The federal judge presiding over the perjury trial of Michael K. Deaver yesterday declined to dismiss portions of the five-count indictment against the former White House aide and then halted a hearing into the issue because he said he was not familiar with higher court rulings that may govern the case.

"I frankly do not know what the rule is," said U.S. District Court Judge Thomas Penfield Jackson. He said he needed to spend the weekend reading the cases.

Until that declaration, Jackson had repeatedly rejected attempts by Deaver's lawyers to dismiss portions of the indictment on grounds that prosecutors had failed to prove that section of the case.

But independent counsel Whitney North Seymour Jr. twice produced rulings that sent Jackson, who was a civil law specialist before he was named to the bench in 1982, to his chambers to read the cases.

"It's much easier on the civil side," Jackson said after one such break, noting that judges have much greater freedom in lawsuits to dismiss portions of cases than they apparently have in criminal cases.

Deaver, former White House deputy chief of staff, is charged with lying to a congressional subcommittee and a federal grand jury about contacts he made with senior Reagan administration officials as a lobbyist shortly after he left the government.

Yesterday, defense attorney Hebert J. Miller Jr. moved for acquittal, arguing that, among other things, Seymour was guilty of "egregious overreaching" in the indictments. He cited instances in which he charged that the special prosecutor had failed in 19 days of testimony to produce evidence of several contacts Deaver supposedly had.

"We don't have to prove our innocence," Miller complained as the judge ruled against Deaver.

Jackson, however, accepted Seymour's position that the government had produced other evidence that the contacts -- with then-Secretary of Transportation Elizabeth Hanford Dole and Assistant Secretary of State Gaston Sigur -- had occurred. Seymour said "it must be self-evident" that Dole "has amnesia on this" and said he could not vouch for Sigur's "credibility."

More important than his rulings on Dole and Sigur, the judge appeared to accept two key arguments offered by Seymour: that prosecutors had to produce only one other witness to testify about the meetings that Deaver allegedly failed to acknowledge and that he could not dismiss a portion of any count in the indictment if prosecutors had produced evidence supporting some portion of it.

During the trial, the prosecution has been unable to produce witnesses to several meetings described in the indictments. Jackson said he is worried that if the five full counts are allowed to stand, Deaver if he testifies, might incriminate himself.

Stating he was "sufficiently troubled" by the issue of what he could and could not dismiss from the case, Jackson ended the hearing yesterday afternoon after listening to arguments on four of the five counts. He said he will resume the hearing Monday morning.

Defense lawyers had been confident that they would gain dismissal of portions of the 17-page indictment, and Miller was clearly troubled by the judge's ruling. Miller charged that Seymour's interpretation "lets him play Russian roulette with the rights of a defendant," in effect allowing him to use Deaver to convict himself.

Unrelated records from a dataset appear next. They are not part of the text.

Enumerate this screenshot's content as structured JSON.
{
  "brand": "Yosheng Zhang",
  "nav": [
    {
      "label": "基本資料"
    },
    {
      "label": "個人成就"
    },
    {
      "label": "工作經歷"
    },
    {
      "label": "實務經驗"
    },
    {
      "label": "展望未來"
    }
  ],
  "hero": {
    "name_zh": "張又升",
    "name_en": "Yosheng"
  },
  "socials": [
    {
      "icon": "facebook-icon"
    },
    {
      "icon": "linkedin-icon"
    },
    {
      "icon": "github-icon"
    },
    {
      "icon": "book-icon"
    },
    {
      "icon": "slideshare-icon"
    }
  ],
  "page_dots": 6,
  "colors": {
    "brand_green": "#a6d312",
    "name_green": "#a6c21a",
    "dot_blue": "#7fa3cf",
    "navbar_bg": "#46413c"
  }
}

Earlier, when the judge appeared on the verge of dropping one of Deaver's alleged meetings from the indictment, Seymour, to the judge's surprise, interjected: "You are wrong on the law, with all due respect."

Jackson then listened as Seymour lectured him on what he believed a 1986 ruling from the Court of Appeals allowed the judge to do. "You have no have no power to deny the government" the right to keep some of the counts intact until the completion of the defense case, Seymour said.